Limberjacks are a musical tradition passed down in Hodapp’s family. It’s a wooden stick puppet with moveable joints that appears to dance on the end of a paddle a performer vibrates by hand. They’re also called limberjills, jig dolls and paddle puppets.
“You see them a lot more back East,” said Hodapp, 36, of Lewiston, who performs old-time music solo and as a member of the band Under the Wire. A limberjack often makes an appearance.
Limberjacks are an English tradition that came to America and, in Hodapp’s case, took root in Appalachia where his mother’s side of the family homesteaded. Another tradition he grew up with in Cincinnati are apple dolls — carving a doll’s head from an apple or other fruit or vegetable. As the food ages it shrivels, giving the doll more character. He’ll perform and demonstrate how to make limberjacks with apples and potatoes March 11 at Second Saturday, the family art day at the Lewis-Clark State College Center for Arts & History in Lewiston.
Hodapp works as a park ranger at Hells Gate State Park in Lewiston. In his free time he performs on five-string banjo, harmonica, concertina, guitar and mountain dulcimer, an instrument he also builds.
“I have musical attention deficit syndrome,” he said.
The tall, bearded man sits on one end of a paddle and stands the limberjack on the other end. As he knocks the wood with his knuckle the doll’s arms swing back and forth, its knees lift and fall and its feet tap dance to the rhythm. The sound adds another layer of music.
The workshop is part of the “Common Threads: Folk and Fiber Arts” exhibit concluding Saturday with a free folk contra dance at 5 p.m. with the Palouse Folklore Society.
What: Limberjack workshop and folk music with Greg Hodapp

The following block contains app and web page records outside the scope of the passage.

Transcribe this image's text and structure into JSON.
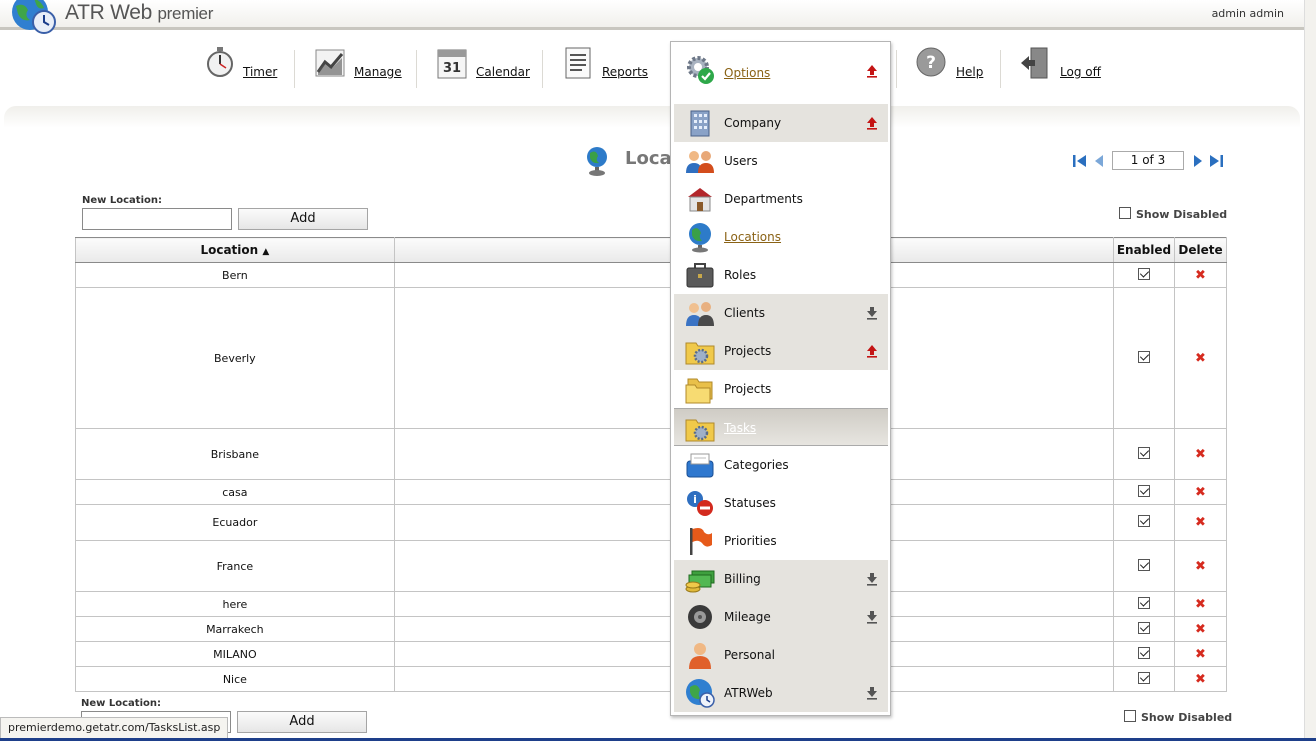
{
  "header": {
    "app_title": "ATR Web",
    "app_title_suffix": "premier",
    "user": "admin admin"
  },
  "nav": [
    {
      "label": "Timer",
      "icon": "stopwatch-icon"
    },
    {
      "label": "Manage",
      "icon": "chart-icon"
    },
    {
      "label": "Calendar",
      "icon": "calendar-icon"
    },
    {
      "label": "Reports",
      "icon": "report-icon"
    },
    {
      "label": "Help",
      "icon": "help-icon"
    },
    {
      "label": "Log off",
      "icon": "logoff-icon"
    }
  ],
  "page": {
    "title": "Loca",
    "pager_text": "1 of 3",
    "new_location_label": "New Location:",
    "add_label": "Add",
    "show_disabled_label": "Show Disabled"
  },
  "table": {
    "headers": {
      "location": "Location",
      "enabled": "Enabled",
      "delete": "Delete"
    },
    "rows": [
      {
        "location": "Bern",
        "enabled": true
      },
      {
        "location": "Beverly",
        "enabled": true
      },
      {
        "location": "Brisbane",
        "enabled": true
      },
      {
        "location": "casa",
        "enabled": true
      },
      {
        "location": "Ecuador",
        "enabled": true
      },
      {
        "location": "France",
        "enabled": true
      },
      {
        "location": "here",
        "enabled": true
      },
      {
        "location": "Marrakech",
        "enabled": true
      },
      {
        "location": "MILANO",
        "enabled": true
      },
      {
        "location": "Nice",
        "enabled": true
      }
    ]
  },
  "menu": {
    "items": [
      {
        "label": "Options",
        "icon": "gear-check-icon",
        "arrow": "up",
        "style": "link"
      },
      {
        "label": "Company",
        "icon": "building-icon",
        "arrow": "up"
      },
      {
        "label": "Users",
        "icon": "users-icon"
      },
      {
        "label": "Departments",
        "icon": "departments-icon"
      },
      {
        "label": "Locations",
        "icon": "globe-icon",
        "style": "link"
      },
      {
        "label": "Roles",
        "icon": "briefcase-icon"
      },
      {
        "label": "Clients",
        "icon": "clients-icon",
        "arrow": "down"
      },
      {
        "label": "Projects",
        "icon": "folder-gear-icon",
        "arrow": "up"
      },
      {
        "label": "Projects",
        "icon": "folder-icon"
      },
      {
        "label": "Tasks",
        "icon": "folder-gear-icon"
      },
      {
        "label": "Categories",
        "icon": "categories-icon"
      },
      {
        "label": "Statuses",
        "icon": "statuses-icon"
      },
      {
        "label": "Priorities",
        "icon": "flag-icon"
      },
      {
        "label": "Billing",
        "icon": "money-icon",
        "arrow": "down"
      },
      {
        "label": "Mileage",
        "icon": "tire-icon",
        "arrow": "down"
      },
      {
        "label": "Personal",
        "icon": "person-icon"
      },
      {
        "label": "ATRWeb",
        "icon": "globe-clock-icon",
        "arrow": "down"
      }
    ]
  },
  "status_bar": {
    "url": "premierdemo.getatr.com/TasksList.asp"
  },
  "colors": {
    "accent_link": "#8a6215",
    "delete_red": "#d62b1f",
    "header_bar": "#c8c6bf"
  }
}
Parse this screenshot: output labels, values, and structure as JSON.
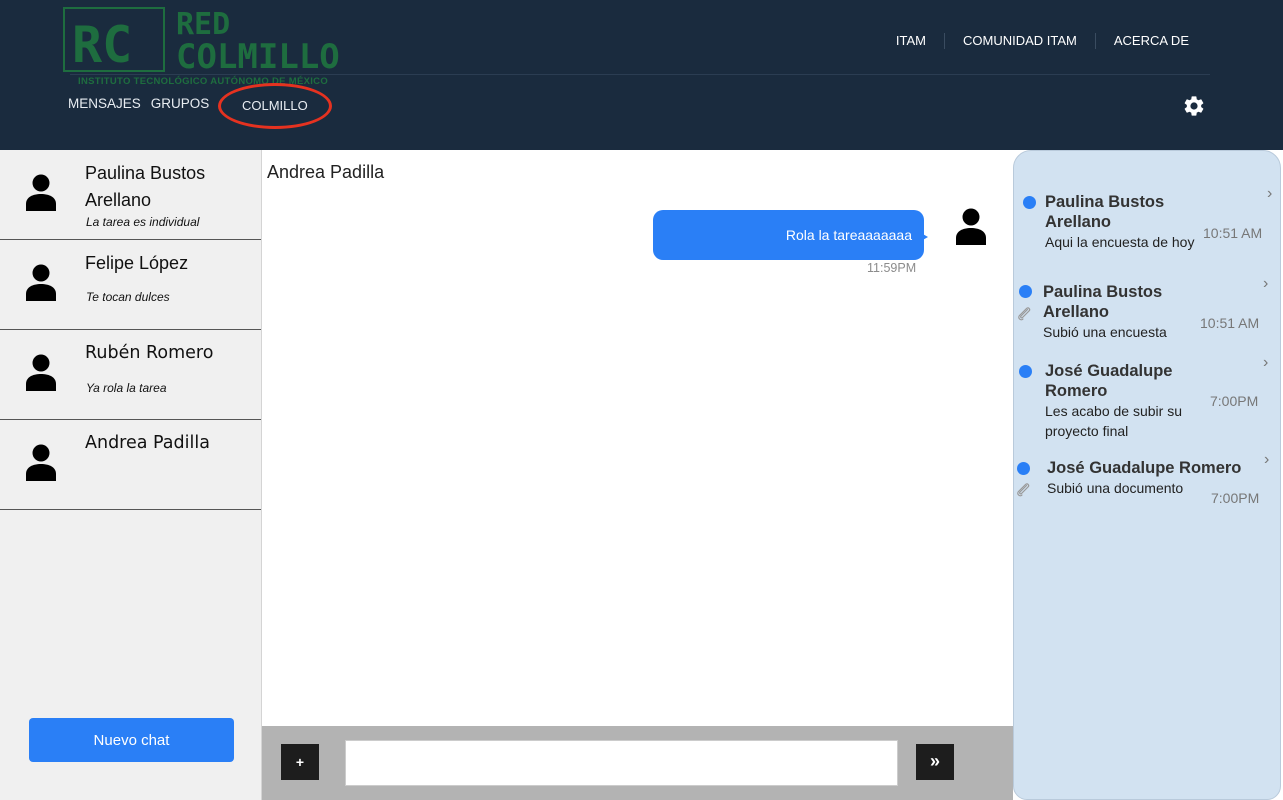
{
  "header": {
    "logo": {
      "initials": "RC",
      "line1": "RED",
      "line2": "COLMILLO",
      "subtitle": "INSTITUTO TECNOLÓGICO AUTÓNOMO DE MÉXICO"
    },
    "top_nav": [
      "ITAM",
      "COMUNIDAD ITAM",
      "ACERCA DE"
    ],
    "sub_nav": [
      "MENSAJES",
      "GRUPOS"
    ],
    "colmillo_link": "COLMILLO",
    "settings_icon": "gear-icon",
    "colors": {
      "background": "#1a2b3e",
      "highlight_ring": "#e53220",
      "logo_green": "#1e6d3f"
    }
  },
  "chat_list": {
    "chats": [
      {
        "name": "Paulina Bustos Arellano",
        "preview": "La tarea es individual"
      },
      {
        "name": "Felipe López",
        "preview": "Te tocan dulces"
      },
      {
        "name": "Rubén Romero",
        "preview": "Ya rola la tarea"
      },
      {
        "name": "Andrea Padilla",
        "preview": ""
      }
    ],
    "new_chat_label": "Nuevo chat"
  },
  "conversation": {
    "title": "Andrea Padilla",
    "messages": [
      {
        "text": "Rola la tareaaaaaaa",
        "time": "11:59PM"
      }
    ],
    "attach_label": "+",
    "send_label": "»",
    "input_value": ""
  },
  "notifications": [
    {
      "name": "Paulina Bustos Arellano",
      "text": "Aqui la encuesta de hoy",
      "time": "10:51 AM",
      "attachment": false
    },
    {
      "name": "Paulina Bustos Arellano",
      "text": "Subió una encuesta",
      "time": "10:51 AM",
      "attachment": true
    },
    {
      "name": "José Guadalupe Romero",
      "text": "Les acabo de subir su proyecto final",
      "time": "7:00PM",
      "attachment": false
    },
    {
      "name": "José Guadalupe Romero",
      "text": "Subió una documento",
      "time": "7:00PM",
      "attachment": true
    }
  ],
  "accent_color": "#2a7ff6"
}
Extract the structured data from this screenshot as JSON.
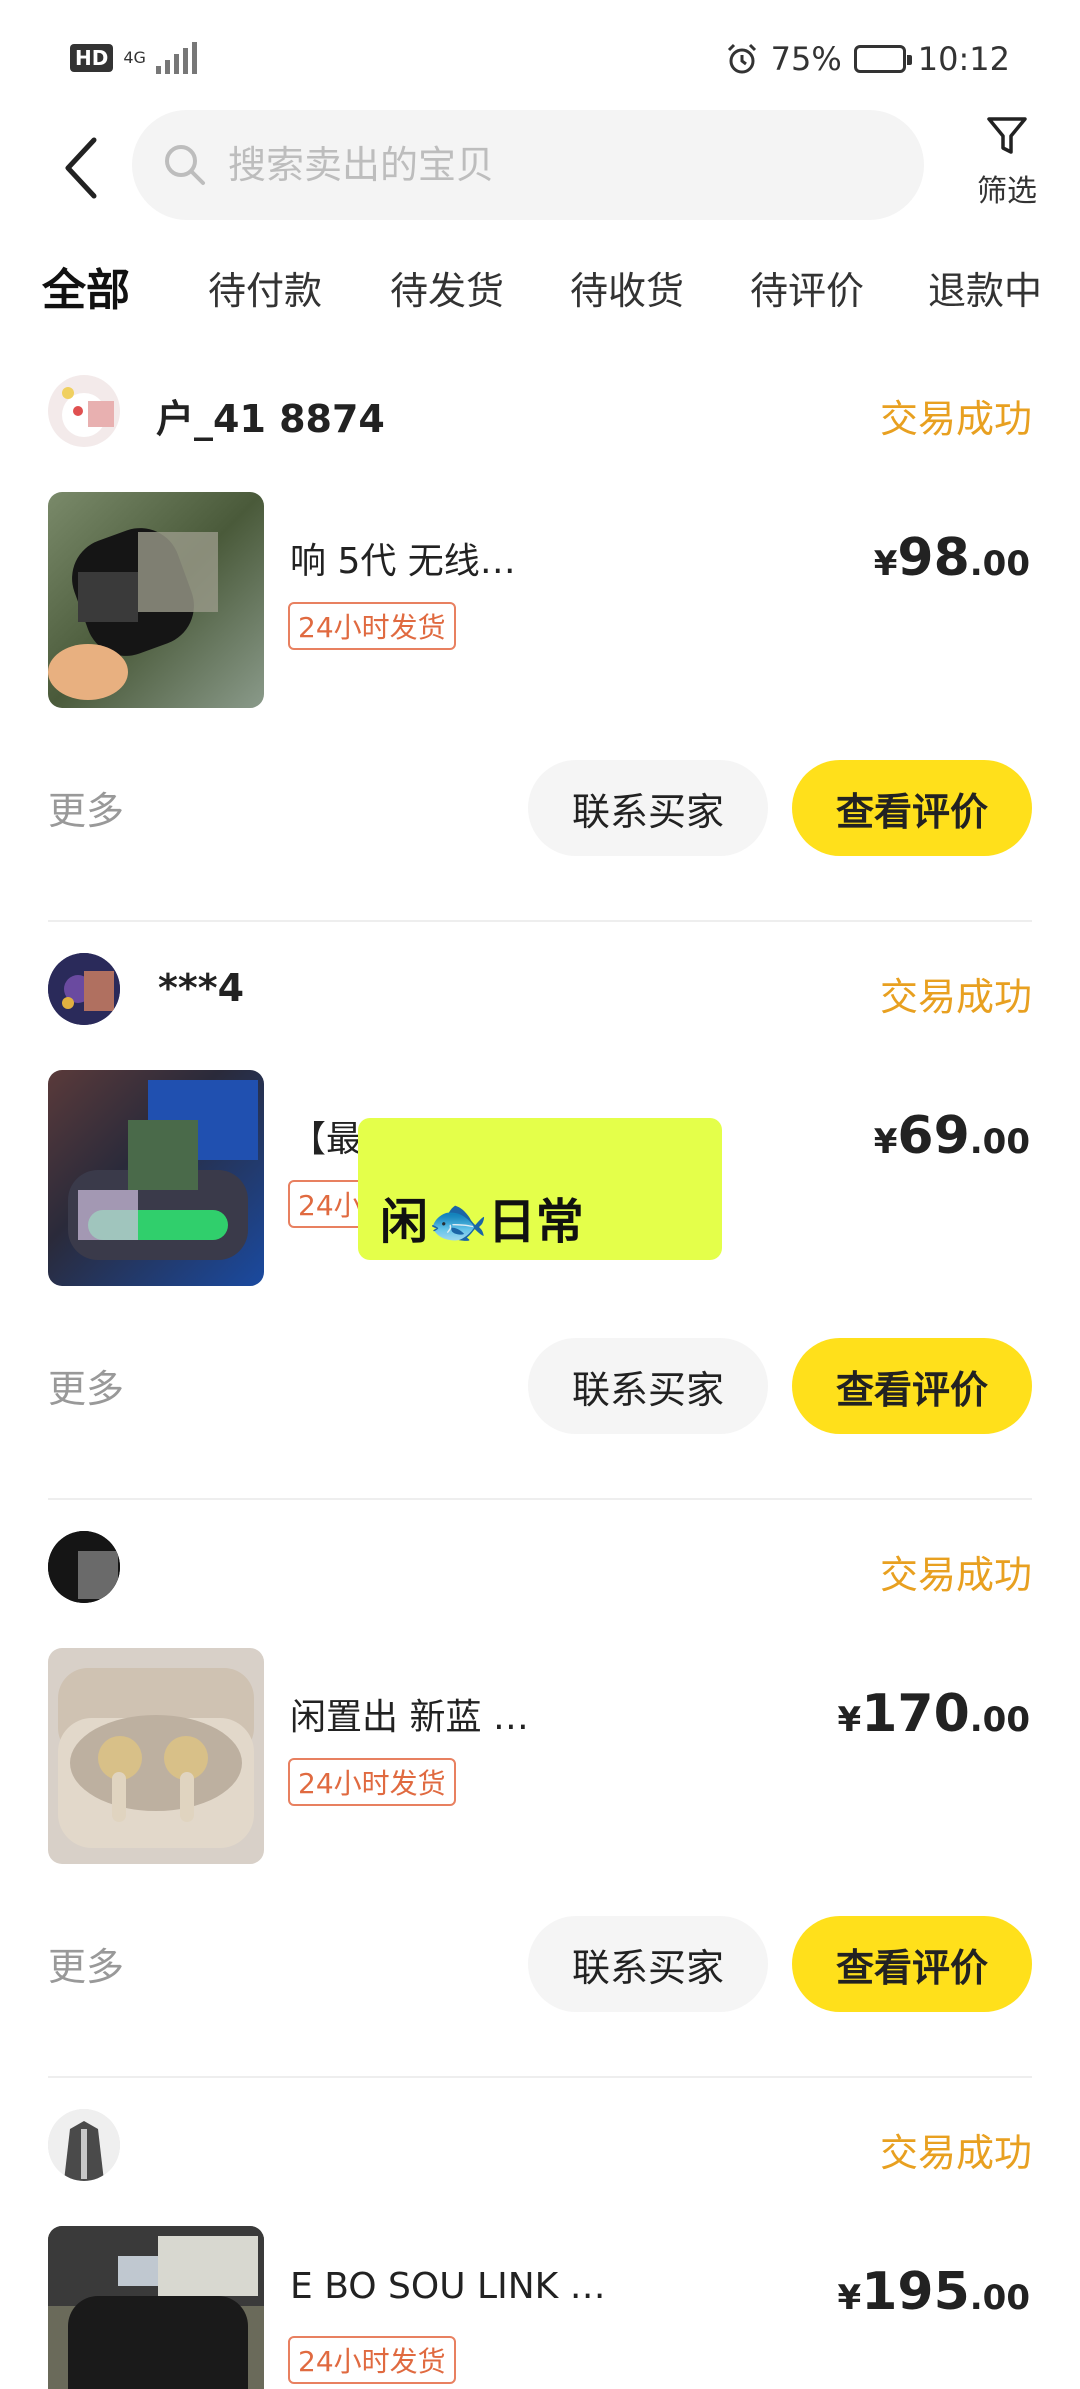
{
  "status_bar": {
    "hd": "HD",
    "network": "4G",
    "battery_percent": "75%",
    "battery_level": 0.75,
    "time": "10:12"
  },
  "header": {
    "search_placeholder": "搜索卖出的宝贝",
    "filter_label": "筛选"
  },
  "tabs": [
    "全部",
    "待付款",
    "待发货",
    "待收货",
    "待评价",
    "退款中"
  ],
  "orders": [
    {
      "buyer": "户_41 8874",
      "status": "交易成功",
      "title": "响 5代 无线…",
      "tag": "24小时发货",
      "price_symbol": "¥",
      "price_int": "98",
      "price_dec": ".00",
      "more": "更多",
      "contact": "联系买家",
      "review": "查看评价"
    },
    {
      "buyer": "***4",
      "status": "交易成功",
      "title": "【最 ! 脉…",
      "tag": "24小",
      "price_symbol": "¥",
      "price_int": "69",
      "price_dec": ".00",
      "more": "更多",
      "contact": "联系买家",
      "review": "查看评价"
    },
    {
      "buyer": "",
      "status": "交易成功",
      "title": "闲置出 新蓝 …",
      "tag": "24小时发货",
      "price_symbol": "¥",
      "price_int": "170",
      "price_dec": ".00",
      "more": "更多",
      "contact": "联系买家",
      "review": "查看评价"
    },
    {
      "buyer": "",
      "status": "交易成功",
      "title": "E BO SOU LINK …",
      "tag": "24小时发货",
      "price_symbol": "¥",
      "price_int": "195",
      "price_dec": ".00"
    }
  ],
  "watermark": {
    "text": "闲🐟日常"
  },
  "colors": {
    "accent_yellow": "#ffe01b",
    "status_orange": "#e8a020",
    "tag_orange": "#e06a40",
    "watermark_bg": "#e4ff4a"
  }
}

When: 1 to 3 p.m. Saturday, March 11
Where: Lewis-Clark State College Center for Arts & History
Of Note: The workshop is geared toward families.